*Task to complete:*
Your answer must be an exact copy of the listing, with the images left out.

*Data for analysis:*
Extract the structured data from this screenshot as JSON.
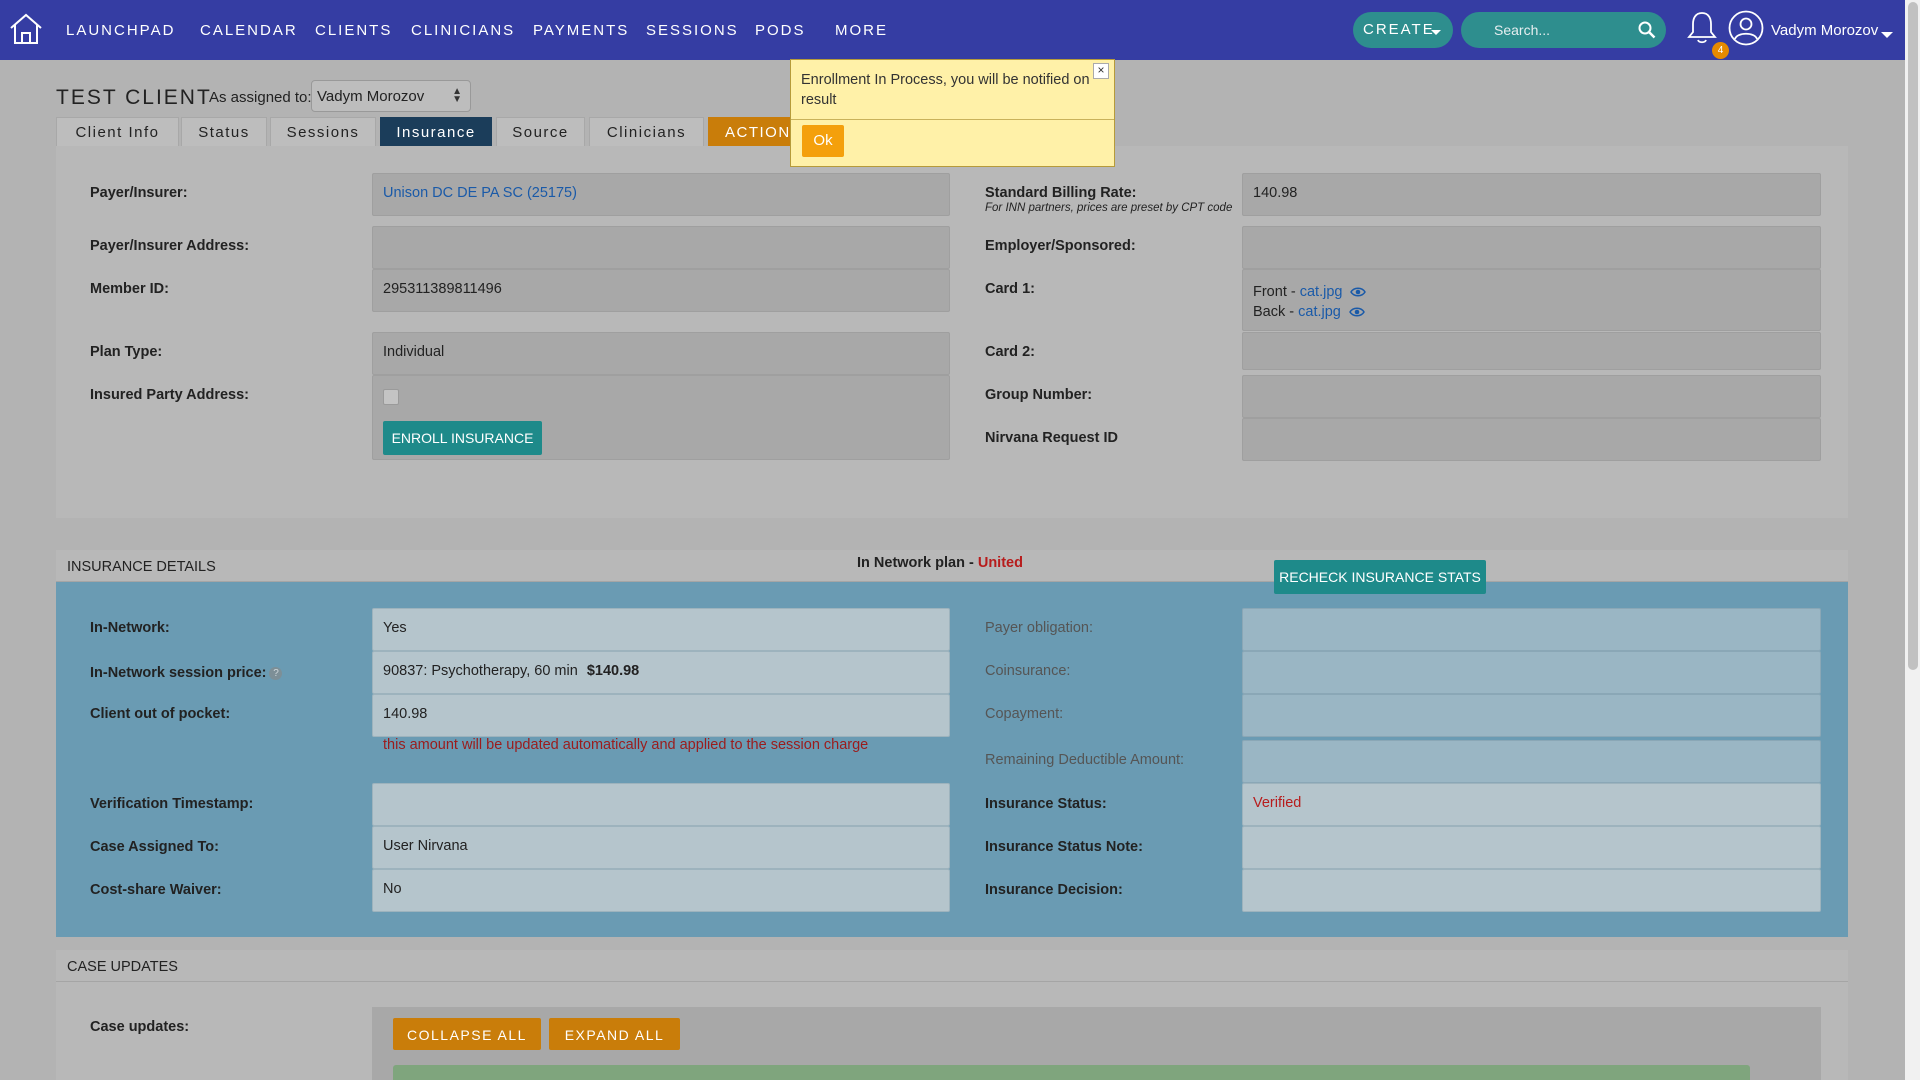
{
  "nav": {
    "items": [
      "LAUNCHPAD",
      "CALENDAR",
      "CLIENTS",
      "CLINICIANS",
      "PAYMENTS",
      "SESSIONS",
      "PODS",
      "MORE"
    ],
    "create_label": "CREATE",
    "search_placeholder": "Search...",
    "notification_count": "4",
    "user_name": "Vadym Morozov"
  },
  "client": {
    "title": "TEST CLIENT",
    "assigned_label": "As assigned to:",
    "assigned_value": "Vadym Morozov"
  },
  "tabs": [
    "Client Info",
    "Status",
    "Sessions",
    "Insurance",
    "Source",
    "Clinicians",
    "ACTIONS"
  ],
  "active_tab": "Insurance",
  "insurance": {
    "payer_label": "Payer/Insurer:",
    "payer_value": "Unison DC DE PA SC (25175)",
    "payer_address_label": "Payer/Insurer Address:",
    "payer_address_value": "",
    "member_id_label": "Member ID:",
    "member_id_value": "295311389811496",
    "plan_type_label": "Plan Type:",
    "plan_type_value": "Individual",
    "insured_address_label": "Insured Party Address:",
    "enroll_button": "ENROLL INSURANCE",
    "billing_rate_label": "Standard Billing Rate:",
    "billing_rate_note": "For INN partners, prices are preset by CPT code",
    "billing_rate_value": "140.98",
    "employer_label": "Employer/Sponsored:",
    "employer_value": "",
    "card1_label": "Card 1:",
    "card1_front_prefix": "Front - ",
    "card1_front_file": "cat.jpg",
    "card1_back_prefix": "Back - ",
    "card1_back_file": "cat.jpg",
    "card2_label": "Card 2:",
    "group_number_label": "Group Number:",
    "nirvana_label": "Nirvana Request ID"
  },
  "details": {
    "section_title": "INSURANCE DETAILS",
    "network_plan_prefix": "In Network plan - ",
    "network_plan_value": "United",
    "recheck_button": "RECHECK INSURANCE STATS",
    "in_network_label": "In-Network:",
    "in_network_value": "Yes",
    "session_price_label": "In-Network session price:",
    "session_price_desc": "90837: Psychotherapy, 60 min",
    "session_price_amount": "$140.98",
    "oop_label": "Client out of pocket:",
    "oop_value": "140.98",
    "oop_hint": "this amount will be updated automatically and applied to the session charge",
    "verification_label": "Verification Timestamp:",
    "verification_value": "",
    "case_assigned_label": "Case Assigned To:",
    "case_assigned_value": "User Nirvana",
    "waiver_label": "Cost-share Waiver:",
    "waiver_value": "No",
    "payer_obligation_label": "Payer obligation:",
    "coinsurance_label": "Coinsurance:",
    "copayment_label": "Copayment:",
    "deductible_label": "Remaining Deductible Amount:",
    "status_label": "Insurance Status:",
    "status_value": "Verified",
    "status_note_label": "Insurance Status Note:",
    "decision_label": "Insurance Decision:"
  },
  "case_updates": {
    "section_title": "CASE UPDATES",
    "label": "Case updates:",
    "collapse_button": "COLLAPSE ALL",
    "expand_button": "EXPAND ALL"
  },
  "modal": {
    "message": "Enrollment In Process, you will be notified on result",
    "close_label": "×",
    "ok_label": "Ok"
  },
  "colors": {
    "nav_bg": "#353da3",
    "teal": "#2e8e8e",
    "orange": "#c97d0a",
    "details_bg": "#6a9bb3",
    "alert_red": "#b71c1c"
  }
}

*Expected output:*
Extract the structured data from this screenshot as JSON.
{
  "nav": {
    "items": [
      "LAUNCHPAD",
      "CALENDAR",
      "CLIENTS",
      "CLINICIANS",
      "PAYMENTS",
      "SESSIONS",
      "PODS",
      "MORE"
    ],
    "create_label": "CREATE",
    "search_placeholder": "Search...",
    "notification_count": "4",
    "user_name": "Vadym Morozov"
  },
  "client": {
    "title": "TEST CLIENT",
    "assigned_label": "As assigned to:",
    "assigned_value": "Vadym Morozov"
  },
  "tabs": [
    "Client Info",
    "Status",
    "Sessions",
    "Insurance",
    "Source",
    "Clinicians",
    "ACTIONS"
  ],
  "active_tab": "Insurance",
  "insurance": {
    "payer_label": "Payer/Insurer:",
    "payer_value": "Unison DC DE PA SC (25175)",
    "payer_address_label": "Payer/Insurer Address:",
    "payer_address_value": "",
    "member_id_label": "Member ID:",
    "member_id_value": "295311389811496",
    "plan_type_label": "Plan Type:",
    "plan_type_value": "Individual",
    "insured_address_label": "Insured Party Address:",
    "enroll_button": "ENROLL INSURANCE",
    "billing_rate_label": "Standard Billing Rate:",
    "billing_rate_note": "For INN partners, prices are preset by CPT code",
    "billing_rate_value": "140.98",
    "employer_label": "Employer/Sponsored:",
    "employer_value": "",
    "card1_label": "Card 1:",
    "card1_front_prefix": "Front - ",
    "card1_front_file": "cat.jpg",
    "card1_back_prefix": "Back - ",
    "card1_back_file": "cat.jpg",
    "card2_label": "Card 2:",
    "group_number_label": "Group Number:",
    "nirvana_label": "Nirvana Request ID"
  },
  "details": {
    "section_title": "INSURANCE DETAILS",
    "network_plan_prefix": "In Network plan - ",
    "network_plan_value": "United",
    "recheck_button": "RECHECK INSURANCE STATS",
    "in_network_label": "In-Network:",
    "in_network_value": "Yes",
    "session_price_label": "In-Network session price:",
    "session_price_desc": "90837: Psychotherapy, 60 min",
    "session_price_amount": "$140.98",
    "oop_label": "Client out of pocket:",
    "oop_value": "140.98",
    "oop_hint": "this amount will be updated automatically and applied to the session charge",
    "verification_label": "Verification Timestamp:",
    "verification_value": "",
    "case_assigned_label": "Case Assigned To:",
    "case_assigned_value": "User Nirvana",
    "waiver_label": "Cost-share Waiver:",
    "waiver_value": "No",
    "payer_obligation_label": "Payer obligation:",
    "coinsurance_label": "Coinsurance:",
    "copayment_label": "Copayment:",
    "deductible_label": "Remaining Deductible Amount:",
    "status_label": "Insurance Status:",
    "status_value": "Verified",
    "status_note_label": "Insurance Status Note:",
    "decision_label": "Insurance Decision:"
  },
  "case_updates": {
    "section_title": "CASE UPDATES",
    "label": "Case updates:",
    "collapse_button": "COLLAPSE ALL",
    "expand_button": "EXPAND ALL"
  },
  "modal": {
    "message": "Enrollment In Process, you will be notified on result",
    "close_label": "×",
    "ok_label": "Ok"
  },
  "colors": {
    "nav_bg": "#353da3",
    "teal": "#2e8e8e",
    "orange": "#c97d0a",
    "details_bg": "#6a9bb3",
    "alert_red": "#b71c1c"
  }
}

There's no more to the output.